Westfield State University
The theme for this year's symposium is Instruments in a Common Band: Voice, Identity, and Respectful Dialogue.
Registration fee (including afternoon snacks and light supper: $30. Full-time undergraduate students: $20. To register, click here.
4:00 Registration and refreshments
4:30 Session 1
5:45 Dinner and discussion
6:30 Session 2
7:45 Dessert and closing keynote with Dr. Sophia Sarigianides
Sophia Sarigianides is Associate Professor and Coordinator of Secondary English at Westfield State University. She studies the effects of constructs of adolescence in teacher thinking and in representations of "young adults" in young adult literature, as well as the role of race in English teaching. Recent research includes an ongoing examination of white teachers' efforts at anti-racist pedagogy in middle and high school teaching. Before coming to Westfield State University, Dr. Sarigianides taught graduate English Education courses at Teachers College, Columbia University. Prior to her work in New York City, she taught secondary English at the middle and high school levels for ten years.
Session 1 Workshops:
Beyond the Single Story: Exploring Multiple Texts Using Collaborative Inquiry to Tackle Complex Topics (Susan Biggs and Samantha Briggs)
Letting students grapple together with multiple texts about complex topics allows them to see beyond the single story, to see how collaborative inquiry can take them beyond an "us vs. them" mentality, and can forge a sense of community even when we don't agree. In this workshop, participants will work together to explore complex texts as a way to consider possible strategies to implement in their own classrooms.
Erecting a Digital Portfolio Structure in Google Apps (Tom Fanning, Nicole Godard, Kevin McKenna)
Our team will guide you through hands-on construction of the elements of a digital portfolio in Google Apps. We'll create an artifact archive and a website for publishing reflections. Participants will compose and post authentic presentations for group feedback. Along the way, we'll drop in some portfolio theory to establish why it aligns with the ELA (and other) Frameworks.
Session 2 Workshops:
Student Experience as Text: Music and Poetry Synchronized (MAPS) (Matthew King and Zevey Steinitz)
The M.A.P.S. program at PVPA is a cross-cultural artistic exchange program in which students source their life experiences to write poetry, trade texts with students from another school, set the poems to original music, and perform for one another. In doing this, they have their own stories reflected back to them in new ways. This workshop explores how teachers can orchestrate cross-group artistic collaborations to enhance literacy and arts instruction.
Do it ... Now? Re-examining Exploratory Writing Practices for Students with Disabilities in the Language Arts Classroom (Danielle Seltzer)
This workshop pushes educators to go beyond the sentence starter and reflect on ways to help students with disabilities develop writing with voice, creativity, and power.
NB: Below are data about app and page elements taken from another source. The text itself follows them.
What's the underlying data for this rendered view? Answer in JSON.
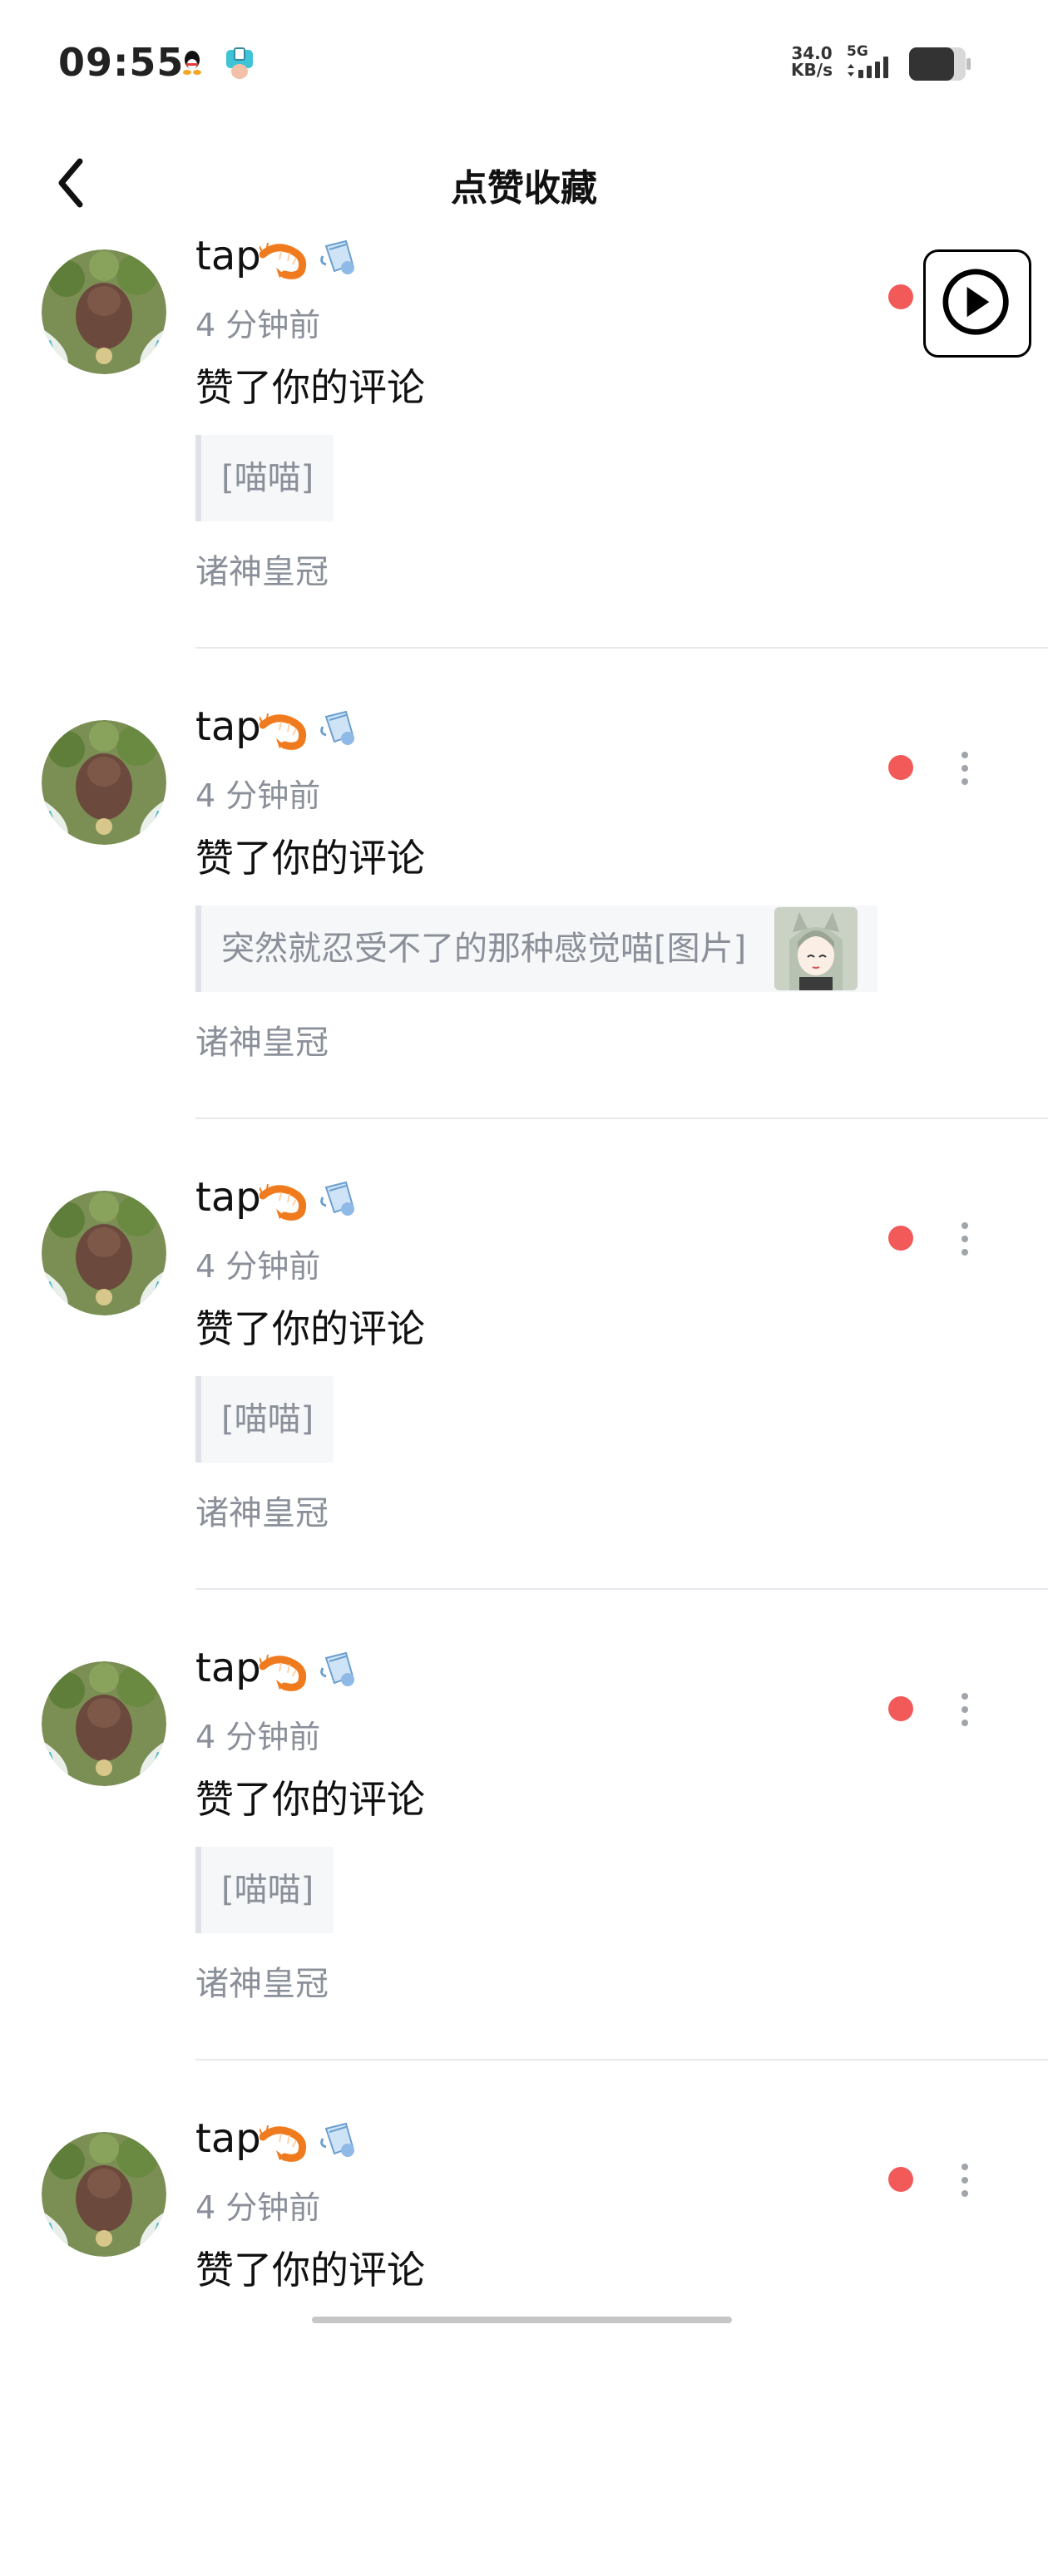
{
  "status_bar": {
    "time": "09:55",
    "net_speed_value": "34.0",
    "net_speed_unit": "KB/s",
    "network": "5G"
  },
  "header": {
    "title": "点赞收藏"
  },
  "items": [
    {
      "username": "tap",
      "time_ago": "4 分钟前",
      "action": "赞了你的评论",
      "quote": "[喵喵]",
      "source": "诸神皇冠"
    },
    {
      "username": "tap",
      "time_ago": "4 分钟前",
      "action": "赞了你的评论",
      "quote": "突然就忍受不了的那种感觉喵[图片]",
      "source": "诸神皇冠"
    },
    {
      "username": "tap",
      "time_ago": "4 分钟前",
      "action": "赞了你的评论",
      "quote": "[喵喵]",
      "source": "诸神皇冠"
    },
    {
      "username": "tap",
      "time_ago": "4 分钟前",
      "action": "赞了你的评论",
      "quote": "[喵喵]",
      "source": "诸神皇冠"
    },
    {
      "username": "tap",
      "time_ago": "4 分钟前",
      "action": "赞了你的评论"
    }
  ],
  "colors": {
    "unread": "#f25a5a",
    "muted_text": "#8a8f99",
    "quote_bg": "#f6f7f8"
  }
}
We will explore strategies to help students build
on-demand complex thinking skills while strengthening meta-cognitive skills related to learning and exercising imagination and creativity. This workshop is ideal for educators who work with students with disabilities in middle and high schools or for educators who wish to think more deeply about how we, as humans, semi-consciously approach the drafting process.
Putting Magic into Words: Voice and Dialogue (erin feldman)
This workshop is designed to deepen our individual and collective experiences as writers. To explore the phenomenon of our personal voice in writing, and the notion generally, we will practice specific literary device work via prompts from Write from the Heart, by Leslea Newman and The Practice of Poetry, edited by Robin Behn & Chase Twichell. Today's writing practice is meant as a tool for challenging and transforming our personal writing, and then, by extension, our teaching practice.
Check out the full flier here.